_EXERCISE DESCRIPTION:_
Please work out how many lines in the entries contain "conteúdo", then give that number with nothing added.

··········

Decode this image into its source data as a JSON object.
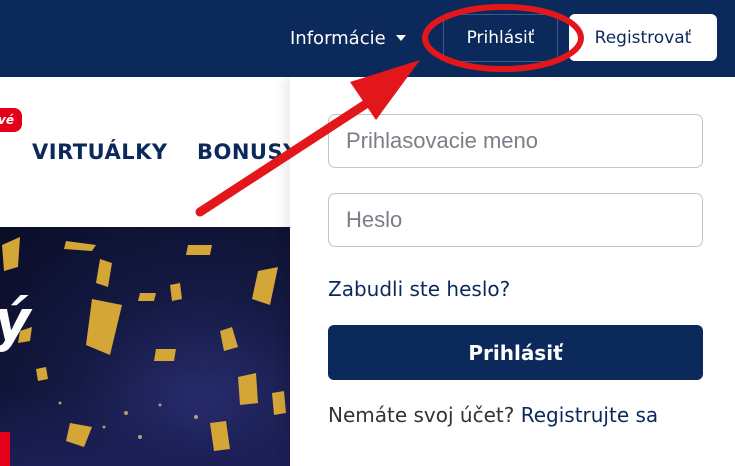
{
  "header": {
    "info_label": "Informácie",
    "login_label": "Prihlásiť",
    "register_label": "Registrovať"
  },
  "nav": {
    "new_badge": "vé",
    "items": [
      "VIRTUÁLKY",
      "BONUSY"
    ]
  },
  "banner": {
    "glyph": "ý"
  },
  "login_form": {
    "username_placeholder": "Prihlasovacie meno",
    "password_placeholder": "Heslo",
    "forgot_label": "Zabudli ste heslo?",
    "submit_label": "Prihlásiť",
    "no_account_text": "Nemáte svoj účet?",
    "register_link": "Registrujte sa"
  },
  "colors": {
    "brand": "#0b2a5b",
    "accent_red": "#e3001b",
    "white": "#ffffff"
  }
}
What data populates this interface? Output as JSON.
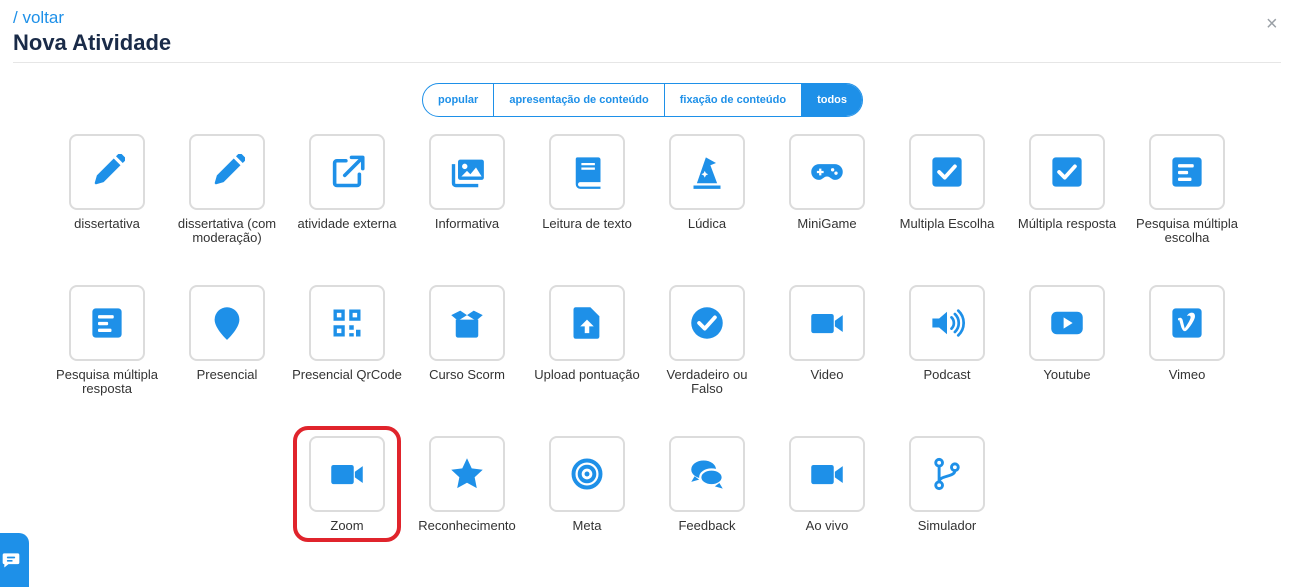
{
  "header": {
    "back_label": "/ voltar",
    "title": "Nova Atividade",
    "close_label": "×"
  },
  "filters": [
    {
      "label": "popular",
      "active": false
    },
    {
      "label": "apresentação de conteúdo",
      "active": false
    },
    {
      "label": "fixação de conteúdo",
      "active": false
    },
    {
      "label": "todos",
      "active": true
    }
  ],
  "activities": [
    {
      "label": "dissertativa",
      "icon": "pencil-icon"
    },
    {
      "label": "dissertativa (com moderação)",
      "icon": "pencil-icon"
    },
    {
      "label": "atividade externa",
      "icon": "external-link-icon"
    },
    {
      "label": "Informativa",
      "icon": "images-icon"
    },
    {
      "label": "Leitura de texto",
      "icon": "book-icon"
    },
    {
      "label": "Lúdica",
      "icon": "wizard-hat-icon"
    },
    {
      "label": "MiniGame",
      "icon": "gamepad-icon"
    },
    {
      "label": "Multipla Escolha",
      "icon": "checkbox-icon"
    },
    {
      "label": "Múltipla resposta",
      "icon": "checkbox-icon"
    },
    {
      "label": "Pesquisa múltipla escolha",
      "icon": "poll-icon"
    },
    {
      "label": "Pesquisa múltipla resposta",
      "icon": "poll-icon"
    },
    {
      "label": "Presencial",
      "icon": "map-marker-icon"
    },
    {
      "label": "Presencial QrCode",
      "icon": "qrcode-icon"
    },
    {
      "label": "Curso Scorm",
      "icon": "box-open-icon"
    },
    {
      "label": "Upload pontuação",
      "icon": "file-upload-icon"
    },
    {
      "label": "Verdadeiro ou Falso",
      "icon": "check-circle-icon"
    },
    {
      "label": "Video",
      "icon": "video-icon"
    },
    {
      "label": "Podcast",
      "icon": "volume-icon"
    },
    {
      "label": "Youtube",
      "icon": "youtube-icon"
    },
    {
      "label": "Vimeo",
      "icon": "vimeo-icon"
    },
    {
      "label": "Zoom",
      "icon": "video-icon"
    },
    {
      "label": "Reconhecimento",
      "icon": "star-icon"
    },
    {
      "label": "Meta",
      "icon": "target-icon"
    },
    {
      "label": "Feedback",
      "icon": "comments-icon"
    },
    {
      "label": "Ao vivo",
      "icon": "video-icon"
    },
    {
      "label": "Simulador",
      "icon": "code-branch-icon"
    }
  ],
  "highlighted_activity": "Zoom",
  "colors": {
    "accent": "#1e90e8",
    "title": "#1a2b48",
    "highlight": "#e0242c",
    "tile_border": "#dcdcdc"
  }
}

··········

_SOLUTION:_
2